Once the the peony is dry, steam it gently to set the colour and give it a POP.
The Peony Leaves:
I realized I did not own a set of peony leaves, so I used the FMM assorted leaf cutter. Roll your light green gumpaste thinly on your groove board, Transfer the paste to your cutting mat, and cut out six leaves at a time. Place five of the paste leaves under your plastic mat. Thread a 26 gauge wire in the thick part of the groove, pinch the leaf on the bottom to the wire.Vein your leaf with a peony leaf veiner, release the leaf on your foam pad. Using the ball tool half on the outer leaf and half on the foam pad. Use the dresden tool to deepen the veins. Hold the tip of the leaf and the bottom, gently pinch and exaggerate the center vein and create a slender leaf.
You want the leaf to dry in a “V” shape. Once dry, colour the leaves, one at time, with light green covering the vine starting at the base and fanning out to edge, layer with a slightly heavier dusting of foliage, and accent the center and an edge with aubergine.
Peony leaves have three leaves per branch, with one leaf in the centre and the two on either side. Tape the leaves together with nile green tape and steam the leaves. Once the leaves have dried brush with glaze.
I added a few Tuberoses and buds in the same colour theme as the peony and bud. Sydney arranged the flowers and leaves on the cake. I must admit it is wonderful having her home for Mother’s Day.
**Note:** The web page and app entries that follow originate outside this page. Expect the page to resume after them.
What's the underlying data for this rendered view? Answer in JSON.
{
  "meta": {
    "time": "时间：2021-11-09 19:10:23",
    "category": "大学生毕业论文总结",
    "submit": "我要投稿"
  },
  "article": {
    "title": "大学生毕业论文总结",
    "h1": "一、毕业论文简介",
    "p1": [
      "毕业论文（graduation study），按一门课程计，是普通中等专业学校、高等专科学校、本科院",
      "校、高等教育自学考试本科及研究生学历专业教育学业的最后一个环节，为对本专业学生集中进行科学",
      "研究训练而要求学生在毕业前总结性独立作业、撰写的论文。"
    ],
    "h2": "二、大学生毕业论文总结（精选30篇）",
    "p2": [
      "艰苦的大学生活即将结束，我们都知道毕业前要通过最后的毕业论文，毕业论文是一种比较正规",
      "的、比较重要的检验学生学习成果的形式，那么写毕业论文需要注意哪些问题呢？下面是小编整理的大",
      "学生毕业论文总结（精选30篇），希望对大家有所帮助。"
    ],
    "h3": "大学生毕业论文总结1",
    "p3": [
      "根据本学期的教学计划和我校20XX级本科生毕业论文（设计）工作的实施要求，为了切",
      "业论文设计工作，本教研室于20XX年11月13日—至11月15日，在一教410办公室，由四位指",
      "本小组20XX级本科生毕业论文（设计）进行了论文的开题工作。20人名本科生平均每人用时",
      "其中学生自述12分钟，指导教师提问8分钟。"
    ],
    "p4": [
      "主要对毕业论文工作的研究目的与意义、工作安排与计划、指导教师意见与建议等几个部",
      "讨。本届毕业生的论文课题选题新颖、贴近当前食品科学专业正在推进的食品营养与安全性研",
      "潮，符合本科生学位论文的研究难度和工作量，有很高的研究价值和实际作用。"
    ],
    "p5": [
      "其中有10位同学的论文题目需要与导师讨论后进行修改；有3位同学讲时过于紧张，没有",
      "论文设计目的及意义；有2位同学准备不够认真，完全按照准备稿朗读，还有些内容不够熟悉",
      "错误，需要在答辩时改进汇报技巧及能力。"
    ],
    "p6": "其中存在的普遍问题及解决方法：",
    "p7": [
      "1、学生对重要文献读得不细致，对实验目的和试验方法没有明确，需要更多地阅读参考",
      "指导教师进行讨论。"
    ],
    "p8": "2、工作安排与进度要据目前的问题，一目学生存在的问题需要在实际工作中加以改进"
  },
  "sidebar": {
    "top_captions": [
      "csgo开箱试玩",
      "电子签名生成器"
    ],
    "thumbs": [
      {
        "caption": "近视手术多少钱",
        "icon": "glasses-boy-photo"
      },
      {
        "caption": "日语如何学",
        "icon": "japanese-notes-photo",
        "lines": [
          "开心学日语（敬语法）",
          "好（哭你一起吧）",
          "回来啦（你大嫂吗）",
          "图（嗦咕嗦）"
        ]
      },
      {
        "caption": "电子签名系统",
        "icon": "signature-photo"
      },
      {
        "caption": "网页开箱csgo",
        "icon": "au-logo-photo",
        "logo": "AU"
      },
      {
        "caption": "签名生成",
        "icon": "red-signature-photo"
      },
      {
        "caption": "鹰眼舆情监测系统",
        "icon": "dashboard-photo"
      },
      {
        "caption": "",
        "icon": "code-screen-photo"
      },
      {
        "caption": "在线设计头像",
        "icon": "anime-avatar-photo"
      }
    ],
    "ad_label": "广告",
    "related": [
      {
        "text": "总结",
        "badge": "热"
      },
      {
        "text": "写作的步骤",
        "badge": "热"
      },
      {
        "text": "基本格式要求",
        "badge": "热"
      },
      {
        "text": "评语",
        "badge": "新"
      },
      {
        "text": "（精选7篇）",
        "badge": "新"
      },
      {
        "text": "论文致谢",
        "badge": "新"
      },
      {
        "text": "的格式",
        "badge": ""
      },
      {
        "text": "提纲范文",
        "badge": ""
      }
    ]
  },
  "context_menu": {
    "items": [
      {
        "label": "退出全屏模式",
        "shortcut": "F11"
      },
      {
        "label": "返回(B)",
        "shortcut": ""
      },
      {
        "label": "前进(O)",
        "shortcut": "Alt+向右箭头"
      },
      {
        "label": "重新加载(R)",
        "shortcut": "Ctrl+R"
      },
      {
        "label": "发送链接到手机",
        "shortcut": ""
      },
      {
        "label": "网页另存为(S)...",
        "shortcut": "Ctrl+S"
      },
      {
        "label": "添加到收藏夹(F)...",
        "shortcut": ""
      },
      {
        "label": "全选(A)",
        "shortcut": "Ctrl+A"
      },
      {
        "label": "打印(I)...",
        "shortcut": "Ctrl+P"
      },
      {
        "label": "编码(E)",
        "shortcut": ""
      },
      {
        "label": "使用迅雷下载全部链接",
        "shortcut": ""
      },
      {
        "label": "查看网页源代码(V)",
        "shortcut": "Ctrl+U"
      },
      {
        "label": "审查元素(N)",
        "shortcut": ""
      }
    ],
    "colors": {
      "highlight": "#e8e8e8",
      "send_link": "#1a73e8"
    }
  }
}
She fell in love with the peony cake, but I have a few cakes to create for her choose from, she might need a little help.
I hope you have fun creating your own peony cake!